An engineer’s analysis
Throughout history Disney has consistently been at the technological forefront of theme park design. From introducing steel roller coasters (Matterhorn) to being the first to implement linear induction motors for urban transportation (the People Mover), Disney has always been a leader in world class technology. However, the more recent technology Disney has been using in their attractions seems to lack a certain wow-factor so prevalent in the parks earlier history.
While newer attractions such as Raytheon’s programmable-animatronic arm and Toy Story Midway Mania are reasonably impressive, they lack the quality, theming, and all encompassing immersion displayed in the Pirates, Mansions and Thunder Mountains of years gone by. Toy Story Midway Mania may very well be an exciting attraction, with smiling guests proclaiming their long wait well worthwhile. But exactly how long will those smiles last?
The main driving force behind Midway Mania isn’t the adorable storytelling, funny characters, incredible view or thunderous thrills; it’s the technology. Midway is unique because it offers riders the first interactive 3D experience in a theme park ride. However, while this technology may be remarkable the implementation is weak.
Current generation video game consoles coupled with next generation’s televisions* are able to perform the same tasks with equal awe. In fact, Disney readily recognized this and released a Toy Story Midway Mania game for the Wii and iPhone. While these versions lack the 3D spectacle that makes Midway Mania so amazing, future renditions will be more than capable of providing this effect. That’s right; you can play Midway Mania from the couch in your living room. You may have to give up the ride’s signature quirky-jerky motions in order to skip the line but the trade off is negligible.

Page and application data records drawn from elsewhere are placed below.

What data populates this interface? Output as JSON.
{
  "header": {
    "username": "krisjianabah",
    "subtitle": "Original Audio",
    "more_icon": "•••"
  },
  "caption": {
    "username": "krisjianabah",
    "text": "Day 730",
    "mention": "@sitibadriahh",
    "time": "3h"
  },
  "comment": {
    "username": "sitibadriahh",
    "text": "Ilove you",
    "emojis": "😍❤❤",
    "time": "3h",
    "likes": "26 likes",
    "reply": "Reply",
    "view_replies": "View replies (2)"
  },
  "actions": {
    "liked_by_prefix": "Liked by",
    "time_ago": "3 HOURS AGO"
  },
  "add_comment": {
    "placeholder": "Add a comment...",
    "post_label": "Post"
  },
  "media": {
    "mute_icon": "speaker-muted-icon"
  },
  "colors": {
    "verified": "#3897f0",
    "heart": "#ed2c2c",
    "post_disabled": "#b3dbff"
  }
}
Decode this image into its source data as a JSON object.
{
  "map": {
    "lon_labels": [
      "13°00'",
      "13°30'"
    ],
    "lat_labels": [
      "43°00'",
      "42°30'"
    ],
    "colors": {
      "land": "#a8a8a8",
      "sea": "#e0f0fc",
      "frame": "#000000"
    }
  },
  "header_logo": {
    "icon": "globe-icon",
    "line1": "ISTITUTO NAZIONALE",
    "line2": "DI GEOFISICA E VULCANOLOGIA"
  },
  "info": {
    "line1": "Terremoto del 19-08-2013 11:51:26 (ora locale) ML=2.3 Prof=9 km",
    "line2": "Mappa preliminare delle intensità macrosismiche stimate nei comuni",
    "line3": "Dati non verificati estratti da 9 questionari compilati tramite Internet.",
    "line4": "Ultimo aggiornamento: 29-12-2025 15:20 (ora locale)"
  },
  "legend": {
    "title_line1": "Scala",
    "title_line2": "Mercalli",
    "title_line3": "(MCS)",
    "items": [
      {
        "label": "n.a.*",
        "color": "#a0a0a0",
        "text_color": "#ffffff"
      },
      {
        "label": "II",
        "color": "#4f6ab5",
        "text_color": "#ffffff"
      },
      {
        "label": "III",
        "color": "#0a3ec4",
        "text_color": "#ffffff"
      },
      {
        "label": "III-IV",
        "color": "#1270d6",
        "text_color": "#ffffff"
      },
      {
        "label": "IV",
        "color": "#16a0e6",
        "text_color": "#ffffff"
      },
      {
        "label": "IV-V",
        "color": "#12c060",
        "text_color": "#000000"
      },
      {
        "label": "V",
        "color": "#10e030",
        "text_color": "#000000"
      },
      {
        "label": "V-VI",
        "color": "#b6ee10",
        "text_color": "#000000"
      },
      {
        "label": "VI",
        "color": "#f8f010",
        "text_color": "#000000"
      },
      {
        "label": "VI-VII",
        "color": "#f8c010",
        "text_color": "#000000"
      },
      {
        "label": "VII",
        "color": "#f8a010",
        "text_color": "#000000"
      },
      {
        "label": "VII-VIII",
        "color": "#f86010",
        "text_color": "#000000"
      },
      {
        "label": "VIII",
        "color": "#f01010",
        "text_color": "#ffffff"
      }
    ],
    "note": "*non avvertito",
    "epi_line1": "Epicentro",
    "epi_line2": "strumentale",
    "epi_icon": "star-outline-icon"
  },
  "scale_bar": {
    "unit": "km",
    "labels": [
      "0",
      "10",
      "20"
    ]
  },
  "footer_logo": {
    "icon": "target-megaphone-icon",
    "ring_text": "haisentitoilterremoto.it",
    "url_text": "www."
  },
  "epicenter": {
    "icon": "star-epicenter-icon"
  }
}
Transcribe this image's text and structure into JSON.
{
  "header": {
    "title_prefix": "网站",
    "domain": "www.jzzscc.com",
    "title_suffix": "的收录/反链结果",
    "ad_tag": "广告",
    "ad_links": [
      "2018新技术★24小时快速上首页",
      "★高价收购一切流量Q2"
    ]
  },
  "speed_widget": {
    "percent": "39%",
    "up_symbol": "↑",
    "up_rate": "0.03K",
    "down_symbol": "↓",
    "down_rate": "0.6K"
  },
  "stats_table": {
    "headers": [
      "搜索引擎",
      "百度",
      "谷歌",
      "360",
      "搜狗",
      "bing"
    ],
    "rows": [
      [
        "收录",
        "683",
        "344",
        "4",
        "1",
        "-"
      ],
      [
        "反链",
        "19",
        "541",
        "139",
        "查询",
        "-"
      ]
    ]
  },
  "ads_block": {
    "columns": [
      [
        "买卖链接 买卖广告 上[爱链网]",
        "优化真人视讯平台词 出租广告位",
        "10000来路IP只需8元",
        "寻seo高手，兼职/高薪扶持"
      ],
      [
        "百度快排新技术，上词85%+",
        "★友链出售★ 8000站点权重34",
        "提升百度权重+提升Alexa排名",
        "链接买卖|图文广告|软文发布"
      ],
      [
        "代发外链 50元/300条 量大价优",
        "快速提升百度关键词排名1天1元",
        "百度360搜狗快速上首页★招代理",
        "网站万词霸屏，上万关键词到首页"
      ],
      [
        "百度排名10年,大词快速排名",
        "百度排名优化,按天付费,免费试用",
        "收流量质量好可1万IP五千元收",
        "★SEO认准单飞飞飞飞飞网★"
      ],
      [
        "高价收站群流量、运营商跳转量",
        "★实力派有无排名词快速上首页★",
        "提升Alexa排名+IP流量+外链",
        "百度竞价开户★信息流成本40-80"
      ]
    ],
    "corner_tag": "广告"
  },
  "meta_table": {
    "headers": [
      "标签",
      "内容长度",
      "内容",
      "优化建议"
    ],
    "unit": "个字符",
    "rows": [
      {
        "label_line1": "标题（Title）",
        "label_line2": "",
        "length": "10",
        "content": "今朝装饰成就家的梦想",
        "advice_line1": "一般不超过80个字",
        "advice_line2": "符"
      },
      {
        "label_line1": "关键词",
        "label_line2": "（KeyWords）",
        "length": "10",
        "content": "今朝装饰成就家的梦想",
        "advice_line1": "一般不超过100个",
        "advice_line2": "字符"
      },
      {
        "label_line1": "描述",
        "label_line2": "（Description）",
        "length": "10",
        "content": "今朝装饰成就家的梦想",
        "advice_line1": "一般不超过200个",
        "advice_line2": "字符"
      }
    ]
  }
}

Currently Midway Mania is a significant draw for DCA and DHS- meaning that guests attend those parks with the sole intention of experiencing the attraction. But when you are able to play the game at home and in 3D is the long wait now worth it? It’s safe to say Midway Mania will have an extremely short life span.
After further analysis of the ride, it appears obvious that Disney was not only aware of this, but prepared as well. If you remove the 3D effects and guns from Midway mania what’s left? A grocery store shaped room, tacky cardboard cutouts on the walls and TV screens lining the aisles. The basic empty shell that’s left over screams 'cookie cutter': any object of significant value can easily be re-purposed. Not even the vehicles appear to be long term. The attraction runs off of an HP laptop cleverly housed inside the vehicle shell (which is fading and tearing). While the model that Disney used is currently out of production, the closest model with similar specifications sells for $500 from Best Buy.
The lack of quality that Disney put into the environment and the mechanics speak the same message: quick fix. Toy Story Midway Mania isn’t an attraction that will run for years and years; it’s a number in an accountant’s book—adding a quick boost in the numbers for the short term. WDI bit the bullet here and pulled off a wonderful smoke and mirrors attraction. Midway Mania, despite its cheap roots, is highly prized. Enjoy the ride for the time being because it probably won't be around very long.
* 2010 televisions from multiple distributors have been announced being 3D capable at the same price as current generation television.